Yes. That's really all I can say. Just, yes. This book was everything I was hoping it would be and more. I can't even remember the last time I had such high hopes for a book and it didn't let me down. Something Like Normal is probably the best contemporary novel I've read in quite a long time.
Travis, a member of the United States Marine Corps, comes home from a deployment in Afghanistan with post-traumatic stress disorder after the death of his best friend. He quickly realizes that everything has changed. He doesn't want to be around his group of friends from high-school, the girlfriend that he left behind has dumped him for his younger brother, and his parents don't have the marriage they had before he left. Most importantly, he's grown up, and can't wait to get back to the Marine life he has.
While at a bar one night, he bumps into Harper, a girl he spread rumors about in middle-school. From that point on, his life changes even more, as he slowly falls in love with her.
I don't even know how to begin a review like this. So rarely has a book had this sort of effect on me. My husband was watching one of the Resident Evil movies, and normally, my response would be "yay, zombies!" when he asked me to watch it, but I just shook my head and kept reading. I started and finished in less time than it took him to get to the end of the movie. When I had finally flipped the last page, he turned to me and said "are you really crying???" I was, so hard.
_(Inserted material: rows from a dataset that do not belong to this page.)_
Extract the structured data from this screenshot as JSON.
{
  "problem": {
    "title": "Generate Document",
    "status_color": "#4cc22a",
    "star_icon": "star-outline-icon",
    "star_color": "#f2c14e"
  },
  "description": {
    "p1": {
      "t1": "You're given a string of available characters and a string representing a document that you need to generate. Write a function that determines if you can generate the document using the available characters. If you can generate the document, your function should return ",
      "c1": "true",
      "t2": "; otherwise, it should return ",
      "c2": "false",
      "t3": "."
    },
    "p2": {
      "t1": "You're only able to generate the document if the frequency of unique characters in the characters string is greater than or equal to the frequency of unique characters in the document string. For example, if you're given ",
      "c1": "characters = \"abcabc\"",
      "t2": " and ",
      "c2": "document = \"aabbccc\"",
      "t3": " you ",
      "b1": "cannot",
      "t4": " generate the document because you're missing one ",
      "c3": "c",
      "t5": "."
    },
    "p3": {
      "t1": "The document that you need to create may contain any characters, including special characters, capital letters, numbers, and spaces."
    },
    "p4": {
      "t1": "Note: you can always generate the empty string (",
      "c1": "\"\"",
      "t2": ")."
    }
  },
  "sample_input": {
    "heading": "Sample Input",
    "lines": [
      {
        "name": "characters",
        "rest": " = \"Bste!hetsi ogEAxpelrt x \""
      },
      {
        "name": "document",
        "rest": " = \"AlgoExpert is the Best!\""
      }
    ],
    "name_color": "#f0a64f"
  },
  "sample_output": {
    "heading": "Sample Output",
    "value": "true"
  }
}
The characters in this book were exactly what every contemporary character should be. They had strengths and weaknesses, could be serious and humourous, and were just all-around realistic. Despite the fact that Travis was the main character in the book, he was probably one of the biggest jerks with the way he treated his brother. I was so happy that he made mistakes, and the whole novel didn't consist of him being the perfect person.
The supporting characters were well-fleshed out as well. Moss and Kevlar were two of the best backround characters I've read about since...I couldn't even tell you when. Even Paige, with her amazingly unlikeable personality, was believable.
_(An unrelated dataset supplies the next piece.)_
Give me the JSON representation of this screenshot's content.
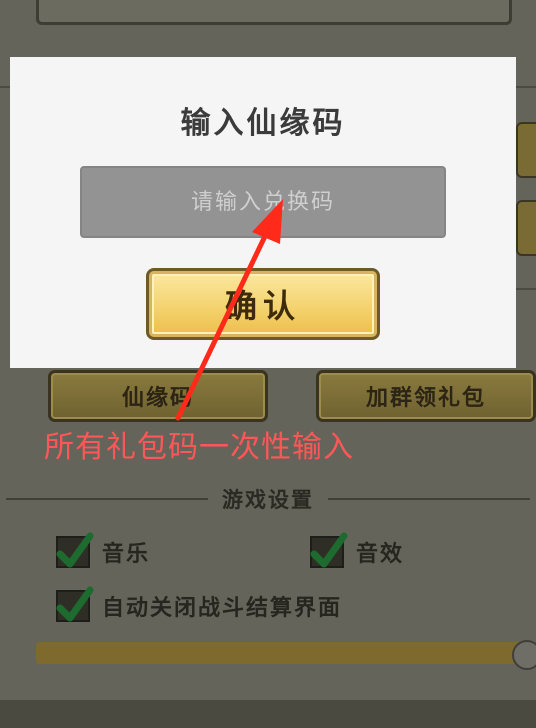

And then, of course, Charlie. As someone who's lost a best friend (though, admittedly, not in the same fashion as Travis did), Trish Doller NAILED the emotions. The letter that Travis wrote on the last few pages is where I completely lost it and started bawling. I could practically feel the heartbreak Travis was going through.
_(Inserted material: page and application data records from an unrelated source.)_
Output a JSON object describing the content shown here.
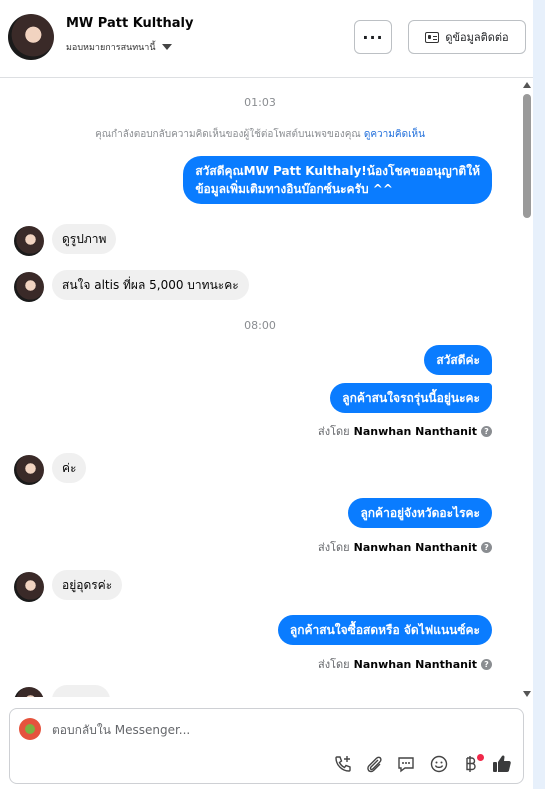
{
  "header": {
    "contact_name": "MW Patt Kulthaly",
    "assigned_to": "มอบหมายการสนทนานี้",
    "more_label": "···",
    "contact_info_label": "ดูข้อมูลติดต่อ"
  },
  "thread": {
    "timestamp_1": "01:03",
    "notice_text": "คุณกำลังตอบกลับความคิดเห็นของผู้ใช้ต่อโพสต์บนเพจของคุณ",
    "notice_link": "ดูความคิดเห็น",
    "msg_1_line1": "สวัสดีคุณMW Patt Kulthaly!น้องโชคขออนุญาติให้",
    "msg_1_line2": "ข้อมูลเพิ่มเติมทางอินบ๊อกซ์นะครับ ^^",
    "msg_2": "ดูรูปภาพ",
    "msg_3": "สนใจ altis ที่ผล 5,000 บาทนะคะ",
    "timestamp_2": "08:00",
    "msg_4": "สวัสดีค่ะ",
    "msg_5": "ลูกค้าสนใจรถรุ่นนี้อยู่นะคะ",
    "sent_by_prefix": "ส่งโดย",
    "sender": "Nanwhan Nanthanit",
    "msg_6": "ค่ะ",
    "msg_7": "ลูกค้าอยู่จังหวัดอะไรคะ",
    "msg_8": "อยู่อุดรค่ะ",
    "msg_9": "ลูกค้าสนใจซื้อสดหรือ จัดไฟแนนซ์คะ",
    "help_glyph": "?"
  },
  "composer": {
    "placeholder": "ตอบกลับใน Messenger..."
  },
  "colors": {
    "outgoing_bubble": "#0a7cff",
    "incoming_bubble": "#f0f0f0",
    "link": "#216fdb"
  }
}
I feel like if I continue this review, it will turn into a whole separate novel, so I'm going to end this here, although there are so many more aspects I can rave for hours about.
More reviews can be found on my blog, Booktacular